Imaging FAQs

Back to Imaging Resources

One of the things the Molecular Imaging Center prides itself on is the number and diversity of participating investigators and labs throughout the University. The following is a quick FAQ on starting an in vivo bioluminescent imaging project:

> What types of animals are able to be imaged?
> What type of amendment will I need for my animal protocol?
> Where will my animals be housed in between imaging sessions?
> What is expected of me when I come to image my animals?
> How easy is it to get on the schedule?

 

What type of animals are able to be imaged?

The IVIS instruments measure 43 x 38 x 43 cm (W x D x H) on the interior and we welcome species that will fit within those dimensions; the maximum field of view is 12 X 12 cm. Our major throughput are mice; however, we have also successfully imaged rats, hamsters, and zebra fish.

What type of amendment will I need for my animal protocol?

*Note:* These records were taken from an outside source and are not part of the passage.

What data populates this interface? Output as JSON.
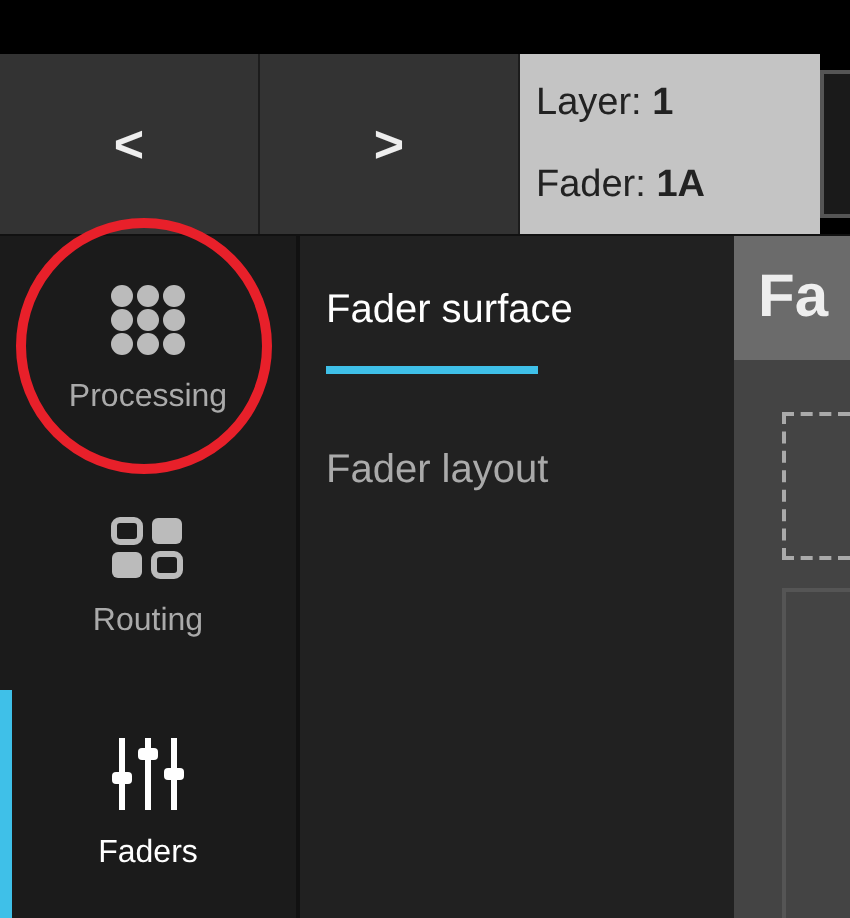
{
  "header": {
    "prev_label": "<",
    "next_label": ">",
    "info": [
      "Layer: **1**",
      "Fader: **1A**"
    ]
  },
  "sidebar": {
    "items": [
      {
        "label": "Processing",
        "kind": "grid",
        "selected": false,
        "highlighted": true
      },
      {
        "label": "Routing",
        "kind": "blocks",
        "selected": false,
        "highlighted": false
      },
      {
        "label": "Faders",
        "kind": "sliders",
        "selected": true,
        "highlighted": false
      }
    ]
  },
  "tabs": [
    {
      "label": "Fader surface",
      "selected": true
    },
    {
      "label": "Fader layout",
      "selected": false
    }
  ],
  "panel": {
    "title": "Fa"
  }
}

Please feel free to view this document to make the appropriate changes to your animal protocol.

Where will my animals be housed in between imaging sessions?

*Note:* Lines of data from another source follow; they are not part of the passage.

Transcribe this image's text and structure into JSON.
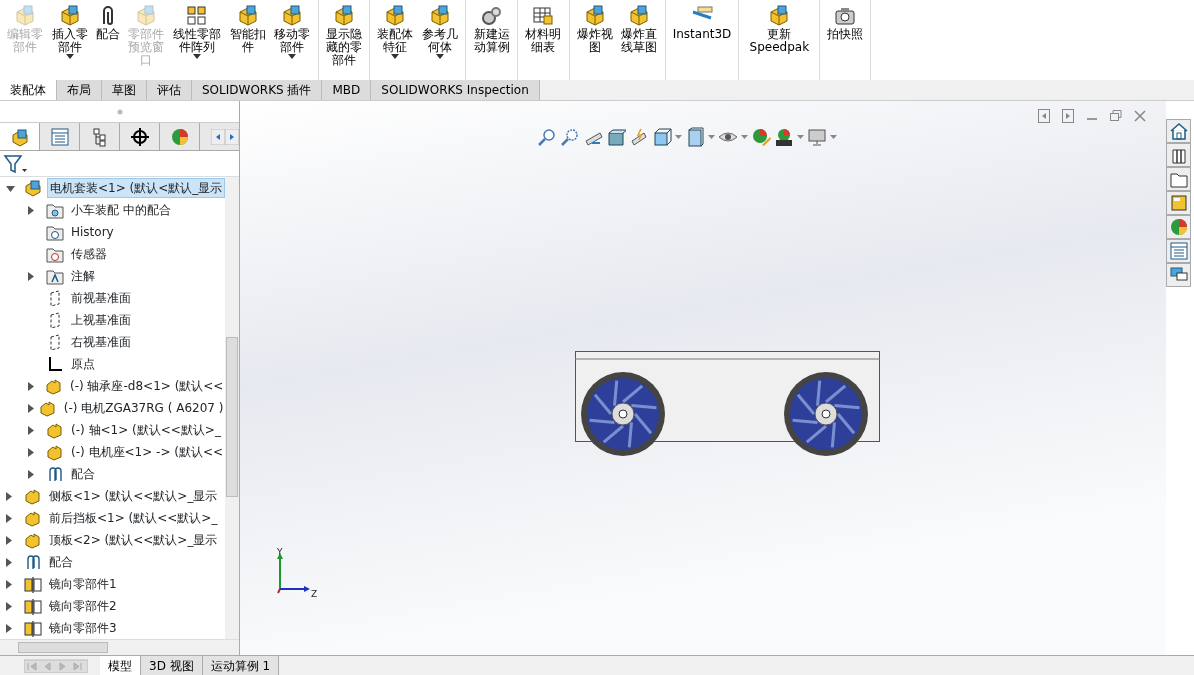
{
  "ribbon": {
    "groups": [
      [
        {
          "label": "编辑零部件",
          "disabled": true
        },
        {
          "label": "插入零部件",
          "dropdown": true
        },
        {
          "label": "配合"
        },
        {
          "label": "零部件预览窗口",
          "disabled": true
        },
        {
          "label": "线性零部件阵列",
          "dropdown": true
        },
        {
          "label": "智能扣件"
        },
        {
          "label": "移动零部件",
          "dropdown": true
        }
      ],
      [
        {
          "label": "显示隐藏的零部件"
        }
      ],
      [
        {
          "label": "装配体特征",
          "dropdown": true
        },
        {
          "label": "参考几何体",
          "dropdown": true
        }
      ],
      [
        {
          "label": "新建运动算例"
        }
      ],
      [
        {
          "label": "材料明细表"
        }
      ],
      [
        {
          "label": "爆炸视图"
        },
        {
          "label": "爆炸直线草图"
        }
      ],
      [
        {
          "label": "Instant3D"
        }
      ],
      [
        {
          "label": "更新Speedpak"
        }
      ],
      [
        {
          "label": "拍快照"
        }
      ]
    ]
  },
  "tabs": [
    {
      "label": "装配体",
      "selected": true
    },
    {
      "label": "布局",
      "selected": false
    },
    {
      "label": "草图",
      "selected": false
    },
    {
      "label": "评估",
      "selected": false
    },
    {
      "label": "SOLIDWORKS 插件",
      "selected": false
    },
    {
      "label": "MBD",
      "selected": false
    },
    {
      "label": "SOLIDWORKS Inspection",
      "selected": false
    }
  ],
  "tree": [
    {
      "label": "电机套装<1> (默认<默认_显示",
      "kind": "assembly",
      "expanded": true,
      "selected": true,
      "children": [
        {
          "label": "小车装配 中的配合",
          "kind": "mate-folder",
          "expanded": false,
          "selected": false
        },
        {
          "label": "History",
          "kind": "history",
          "selected": false
        },
        {
          "label": "传感器",
          "kind": "sensor",
          "selected": false
        },
        {
          "label": "注解",
          "kind": "annotation",
          "expanded": false,
          "selected": false
        },
        {
          "label": "前视基准面",
          "kind": "plane",
          "selected": false
        },
        {
          "label": "上视基准面",
          "kind": "plane",
          "selected": false
        },
        {
          "label": "右视基准面",
          "kind": "plane",
          "selected": false
        },
        {
          "label": "原点",
          "kind": "origin",
          "selected": false
        },
        {
          "label": "(-) 轴承座-d8<1> (默认<<",
          "kind": "part",
          "expanded": false,
          "selected": false
        },
        {
          "label": "(-) 电机ZGA37RG ( A6207 )",
          "kind": "part",
          "expanded": false,
          "selected": false
        },
        {
          "label": "(-) 轴<1> (默认<<默认>_",
          "kind": "part",
          "expanded": false,
          "selected": false
        },
        {
          "label": "(-) 电机座<1> -> (默认<<",
          "kind": "part",
          "expanded": false,
          "selected": false
        },
        {
          "label": "配合",
          "kind": "mate",
          "expanded": false,
          "selected": false
        }
      ]
    },
    {
      "label": "侧板<1> (默认<<默认>_显示",
      "kind": "part",
      "expanded": false,
      "selected": false
    },
    {
      "label": "前后挡板<1> (默认<<默认>_",
      "kind": "part",
      "expanded": false,
      "selected": false
    },
    {
      "label": "顶板<2> (默认<<默认>_显示",
      "kind": "part",
      "expanded": false,
      "selected": false
    },
    {
      "label": "配合",
      "kind": "mate",
      "expanded": false,
      "selected": false
    },
    {
      "label": "镜向零部件1",
      "kind": "mirror",
      "expanded": false,
      "selected": false
    },
    {
      "label": "镜向零部件2",
      "kind": "mirror",
      "expanded": false,
      "selected": false
    },
    {
      "label": "镜向零部件3",
      "kind": "mirror",
      "expanded": false,
      "selected": false
    }
  ],
  "triad": {
    "y_label": "Y",
    "z_label": "Z"
  },
  "bottom_tabs": [
    {
      "label": "模型",
      "selected": true
    },
    {
      "label": "3D 视图",
      "selected": false
    },
    {
      "label": "运动算例 1",
      "selected": false
    }
  ]
}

We suggest making arrangements to house your animals in a DCM in/out facility (non-barrier facility). Contact Julie Prior for more information and DCM to discuss options and requirements for transferring animals and obtaining access. Usually the transfer form must be submitted at least one week in advance. If you will be transferring the animals yourself following the first imaging session, write in the comments section of the transfer form "PI will transfer" and you will not need to tag the cages or wait for DCM to move the animals.

What is expected of me when I come to image my animals?

Please plan to be on-site for the duration of the imaging. We will perform the actual imaging of your animals, but request that you assist so that we can be as efficient as possible and discuss experimental details with you. In general, we will plan some extra time for the first imaging session for you to get oriented with the flow of imaging as well as a quick overview of the acquisition and analysis methods. Each experiment is different and may require special attention to specific areas.  We appreciate your patience as we troubleshoot to get you optimal results. A pilot experiment with a small number of animals is a great way to get oriented and help us find the best acquisition settings.

When arriving at our lab, please weigh your animals. We deliver substrate based on weight and must have a record of their weights for each imaging day.

Our substrate delivery method is intra-peritoneal (IP) injection. We ask that all imaging collaborators be familiar with this technique and basic animal handling before arriving to image. In the situation where training is necessary, please view DCM Hands On Rodent Training Info and schedule a training session.

In some cases, animals may need to be shaved or depilated. This takes extra time and will either need to be done prior to bringing the animals or built in to the imaging schedule. Please discuss ahead of time with the staff member assisting you for the best option.

How easy is it to get on the schedule?

Our instruments are very busy almost every day. We ask that requests to image are made at least one week prior to ensure that both the collaborator and technician are able to find a common time that is good. For experiments where the collaborator would prefer to image 3-5 times per week or on very specific dates and times, the recommended request time is two weeks prior. Although we try to accommodate requests in an "emergency" situation, we are not always able to meet the request. A good guideline would be that if you are considering ordering or injecting mice, check with the imaging staff first to make sure the schedule is open or that they are not planning to be out of the laboratory.

For further information and help planning and scheduling in vivo imaging studies or for information on plate-based, live cell imaging assays, contact Julie Prior.

 
Molecular Imaging Center -- Washington University - MD Anderson Cancer Center - Copyright © 2007-2015